The ability of urban authorities to ensure the provision of land, services and social facilities on a routine basis ultimately depends upon the revenue base they are able to generate. Efficient project management can contribute significantly to this by encouraging a sense of financial rigour in all sections of the population. Politicians and administrators seem to share a common tendency to regard projects as a welfare service, rather than a developmental investment This tendency militates against this approach and prevents adequate resources from being generated. The evidence from the case studies suggests that the opportunity to use projects as a means of increasing the urban revenue base has yet to be grasped.

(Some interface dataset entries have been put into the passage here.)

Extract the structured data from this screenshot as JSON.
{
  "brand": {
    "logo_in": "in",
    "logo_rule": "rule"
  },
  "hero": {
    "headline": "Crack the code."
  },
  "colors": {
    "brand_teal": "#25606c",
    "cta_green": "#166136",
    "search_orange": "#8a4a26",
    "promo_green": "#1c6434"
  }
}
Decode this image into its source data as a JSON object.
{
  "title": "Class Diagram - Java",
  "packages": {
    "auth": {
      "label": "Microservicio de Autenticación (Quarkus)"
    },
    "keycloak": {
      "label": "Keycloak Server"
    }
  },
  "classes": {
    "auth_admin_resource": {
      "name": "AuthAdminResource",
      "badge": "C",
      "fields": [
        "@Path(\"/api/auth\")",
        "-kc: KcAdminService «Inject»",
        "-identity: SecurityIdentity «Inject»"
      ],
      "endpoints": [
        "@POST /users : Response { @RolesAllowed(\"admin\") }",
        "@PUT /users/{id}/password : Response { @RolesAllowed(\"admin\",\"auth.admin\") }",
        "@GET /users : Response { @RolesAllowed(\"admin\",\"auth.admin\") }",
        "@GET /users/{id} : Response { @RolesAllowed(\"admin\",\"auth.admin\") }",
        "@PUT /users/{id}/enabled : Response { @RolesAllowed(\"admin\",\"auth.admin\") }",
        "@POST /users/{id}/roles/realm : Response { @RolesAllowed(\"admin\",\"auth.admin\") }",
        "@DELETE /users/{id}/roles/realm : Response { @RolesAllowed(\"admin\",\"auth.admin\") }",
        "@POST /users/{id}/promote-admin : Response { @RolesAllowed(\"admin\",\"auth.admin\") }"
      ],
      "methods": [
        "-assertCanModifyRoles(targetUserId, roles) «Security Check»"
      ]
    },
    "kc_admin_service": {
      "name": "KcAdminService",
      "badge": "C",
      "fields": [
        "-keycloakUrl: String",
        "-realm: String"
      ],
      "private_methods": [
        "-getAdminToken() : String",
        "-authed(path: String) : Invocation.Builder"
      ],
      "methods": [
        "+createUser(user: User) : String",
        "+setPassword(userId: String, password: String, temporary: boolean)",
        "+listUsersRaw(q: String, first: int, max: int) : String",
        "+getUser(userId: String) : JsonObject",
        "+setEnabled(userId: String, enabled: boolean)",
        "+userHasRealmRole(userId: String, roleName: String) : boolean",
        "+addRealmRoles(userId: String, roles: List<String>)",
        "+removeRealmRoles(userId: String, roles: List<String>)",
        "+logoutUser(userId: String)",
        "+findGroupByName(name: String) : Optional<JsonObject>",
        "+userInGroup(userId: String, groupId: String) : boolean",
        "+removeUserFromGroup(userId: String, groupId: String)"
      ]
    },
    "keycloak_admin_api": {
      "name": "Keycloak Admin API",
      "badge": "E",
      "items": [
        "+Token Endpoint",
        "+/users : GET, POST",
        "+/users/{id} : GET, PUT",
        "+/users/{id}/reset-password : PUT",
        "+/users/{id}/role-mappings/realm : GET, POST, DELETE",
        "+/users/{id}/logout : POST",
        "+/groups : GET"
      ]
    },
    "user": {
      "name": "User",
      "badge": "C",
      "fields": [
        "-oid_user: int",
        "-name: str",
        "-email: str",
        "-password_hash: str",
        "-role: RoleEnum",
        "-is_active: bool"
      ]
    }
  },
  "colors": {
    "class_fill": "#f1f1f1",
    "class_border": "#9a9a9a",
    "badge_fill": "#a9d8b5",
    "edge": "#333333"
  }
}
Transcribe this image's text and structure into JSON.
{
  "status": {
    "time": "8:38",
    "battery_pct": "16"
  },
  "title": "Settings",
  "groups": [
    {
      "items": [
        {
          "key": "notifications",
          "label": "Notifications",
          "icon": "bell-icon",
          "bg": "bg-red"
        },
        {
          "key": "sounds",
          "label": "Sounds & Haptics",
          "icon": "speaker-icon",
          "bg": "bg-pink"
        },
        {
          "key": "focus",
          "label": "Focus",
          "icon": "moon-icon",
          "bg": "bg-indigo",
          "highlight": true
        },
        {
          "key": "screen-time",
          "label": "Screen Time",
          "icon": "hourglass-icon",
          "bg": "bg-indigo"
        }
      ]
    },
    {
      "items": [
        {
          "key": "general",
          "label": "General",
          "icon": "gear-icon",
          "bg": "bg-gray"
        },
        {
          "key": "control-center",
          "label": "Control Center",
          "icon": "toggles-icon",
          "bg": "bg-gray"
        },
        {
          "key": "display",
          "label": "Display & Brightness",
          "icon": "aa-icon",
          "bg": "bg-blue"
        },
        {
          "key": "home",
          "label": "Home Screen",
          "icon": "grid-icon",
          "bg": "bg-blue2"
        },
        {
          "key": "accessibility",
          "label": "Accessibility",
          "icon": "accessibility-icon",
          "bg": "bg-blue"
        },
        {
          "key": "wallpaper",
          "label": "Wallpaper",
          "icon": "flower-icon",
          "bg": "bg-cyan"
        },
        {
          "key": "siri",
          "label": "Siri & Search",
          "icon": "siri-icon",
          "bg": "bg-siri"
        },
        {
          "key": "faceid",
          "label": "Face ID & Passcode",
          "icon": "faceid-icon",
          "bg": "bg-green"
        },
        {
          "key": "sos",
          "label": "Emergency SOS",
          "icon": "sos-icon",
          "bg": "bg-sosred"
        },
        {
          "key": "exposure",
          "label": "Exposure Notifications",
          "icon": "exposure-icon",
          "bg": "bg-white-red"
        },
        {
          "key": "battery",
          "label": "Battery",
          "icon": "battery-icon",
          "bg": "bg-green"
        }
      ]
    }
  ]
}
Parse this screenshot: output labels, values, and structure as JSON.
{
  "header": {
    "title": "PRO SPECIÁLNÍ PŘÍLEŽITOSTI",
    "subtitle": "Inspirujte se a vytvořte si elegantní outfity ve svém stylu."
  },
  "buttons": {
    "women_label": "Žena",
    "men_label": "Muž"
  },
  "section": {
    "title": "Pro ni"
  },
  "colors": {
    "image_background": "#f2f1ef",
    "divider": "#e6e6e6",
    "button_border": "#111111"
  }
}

One example from Sri Lanka exemplifies this issue. As was mentioned earlier, only one out of the 81 projects undertaken in Colombo pays property taxes to the Municipal Council. One reason for this poor performance is that although decision-making in projects has been decentralized to local levels, procedures for cost recovery are still centralized. Another reason is that the whole process of cost recovery within the MHP has been politicized. Before the Presidential elections in 1989, the Government decided to forgo collections of loan payments from all households with incomes below the official poverty line. Since most households in housing projects belong to this category this has been a major reason for the low level of cost recovery (Jayaratne, 1990: 106).